Saturday, May 10, 2008

That's New(s) To Me

Thanks to a comment from Den on one of my recent posts, I was moved to research the origin of the way “news” interacts with verbs as a singular plural. While it is a collective noun, you never see someone write about a “new”.

In several places, folks have repeated the folksy rumor that news stands for “north, east, west, south”, as an acronym for information coming from all points of the compass. However cute that story, it holds no truth. As the Wordwizard has kindly explained, the etymology began in the singular word “newe”. agrees, as well, but I link to them plenty.

Imagine someone calling out, “What news?” They are asking you for any new information about people or events that may be of interest to you. While the dusty origins of the word may be plural, its use refers to a conglomeration of single events.

Thus, what used to be a “newe” has now become an article or a “piece of news” or even, heaven forfend, a “news item”. The news has become a single entity, like the ocean, and just as polluted with garbage, as often as not. Both are made up of myriad tiny pieces, in which unwary explorers can drown if they forget to use their brains.

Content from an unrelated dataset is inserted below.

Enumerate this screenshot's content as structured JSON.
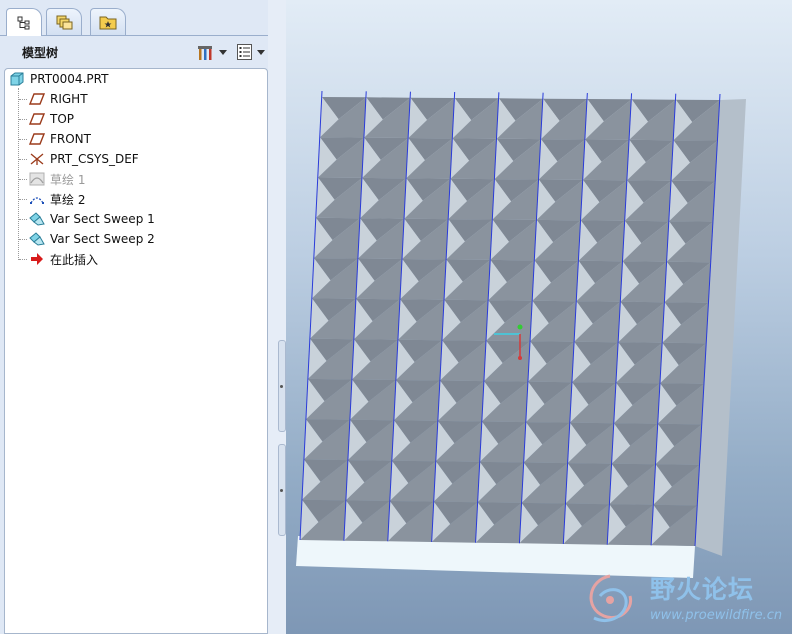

I fear I've gone a bit off track, here. Suffice it to say that the word “news” acts as a singular word, a sort of collective noun for tidbits of information that you may not yet have known. I suspect that this is not news to you.